## ABOUT THIS TASK:
Without including any pictures, copy every line below exactly.

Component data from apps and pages
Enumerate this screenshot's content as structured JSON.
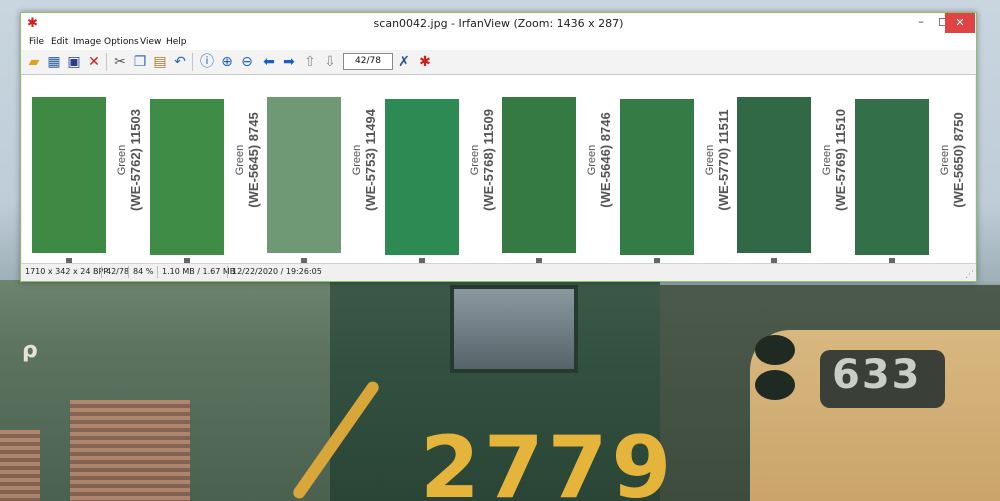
{
  "window": {
    "title": "scan0042.jpg - IrfanView (Zoom: 1436 x 287)",
    "controls": {
      "minimize": "–",
      "maximize": "☐",
      "close": "✕"
    }
  },
  "menu": [
    "File",
    "Edit",
    "Image",
    "Options",
    "View",
    "Help"
  ],
  "toolbar": {
    "page_counter": "42/78",
    "icons": [
      "open-folder-icon",
      "slideshow-icon",
      "save-icon",
      "delete-icon",
      "cut-icon",
      "copy-icon",
      "paste-icon",
      "undo-icon",
      "info-icon",
      "zoom-in-icon",
      "zoom-out-icon",
      "previous-icon",
      "next-icon",
      "first-page-icon",
      "last-page-icon",
      "settings-icon",
      "exit-icon"
    ]
  },
  "swatches": [
    {
      "color": "#3e8a44",
      "label_color": "Green",
      "label_code": "(WE-5762) 11503"
    },
    {
      "color": "#3f8c47",
      "label_color": "Green",
      "label_code": "(WE-5645) 8745"
    },
    {
      "color": "#6f9874",
      "label_color": "Green",
      "label_code": "(WE-5753) 11494"
    },
    {
      "color": "#2c8a52",
      "label_color": "Green",
      "label_code": "(WE-5768) 11509"
    },
    {
      "color": "#357a42",
      "label_color": "Green",
      "label_code": "(WE-5646) 8746"
    },
    {
      "color": "#347c45",
      "label_color": "Green",
      "label_code": "(WE-5770) 11511"
    },
    {
      "color": "#316946",
      "label_color": "Green",
      "label_code": "(WE-5769) 11510"
    },
    {
      "color": "#33704a",
      "label_color": "Green",
      "label_code": "(WE-5650) 8750"
    }
  ],
  "status": {
    "dimensions": "1710 x 342 x 24 BPP",
    "page": "42/78",
    "zoom": "84 %",
    "memory": "1.10 MB / 1.67 MB",
    "datetime": "12/22/2020 / 19:26:05"
  },
  "wallpaper": {
    "loco_number_right": "633",
    "loco_number_center": "2779",
    "loco_text_left": "ρ"
  }
}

## COMPLETED TASK:
Enumerate this screenshot's content as structured JSON.
{
  "window": {
    "title": "scan0042.jpg - IrfanView (Zoom: 1436 x 287)",
    "controls": {
      "minimize": "–",
      "maximize": "☐",
      "close": "✕"
    }
  },
  "menu": [
    "File",
    "Edit",
    "Image",
    "Options",
    "View",
    "Help"
  ],
  "toolbar": {
    "page_counter": "42/78",
    "icons": [
      "open-folder-icon",
      "slideshow-icon",
      "save-icon",
      "delete-icon",
      "cut-icon",
      "copy-icon",
      "paste-icon",
      "undo-icon",
      "info-icon",
      "zoom-in-icon",
      "zoom-out-icon",
      "previous-icon",
      "next-icon",
      "first-page-icon",
      "last-page-icon",
      "settings-icon",
      "exit-icon"
    ]
  },
  "swatches": [
    {
      "color": "#3e8a44",
      "label_color": "Green",
      "label_code": "(WE-5762) 11503"
    },
    {
      "color": "#3f8c47",
      "label_color": "Green",
      "label_code": "(WE-5645) 8745"
    },
    {
      "color": "#6f9874",
      "label_color": "Green",
      "label_code": "(WE-5753) 11494"
    },
    {
      "color": "#2c8a52",
      "label_color": "Green",
      "label_code": "(WE-5768) 11509"
    },
    {
      "color": "#357a42",
      "label_color": "Green",
      "label_code": "(WE-5646) 8746"
    },
    {
      "color": "#347c45",
      "label_color": "Green",
      "label_code": "(WE-5770) 11511"
    },
    {
      "color": "#316946",
      "label_color": "Green",
      "label_code": "(WE-5769) 11510"
    },
    {
      "color": "#33704a",
      "label_color": "Green",
      "label_code": "(WE-5650) 8750"
    }
  ],
  "status": {
    "dimensions": "1710 x 342 x 24 BPP",
    "page": "42/78",
    "zoom": "84 %",
    "memory": "1.10 MB / 1.67 MB",
    "datetime": "12/22/2020 / 19:26:05"
  },
  "wallpaper": {
    "loco_number_right": "633",
    "loco_number_center": "2779",
    "loco_text_left": "ρ"
  }
}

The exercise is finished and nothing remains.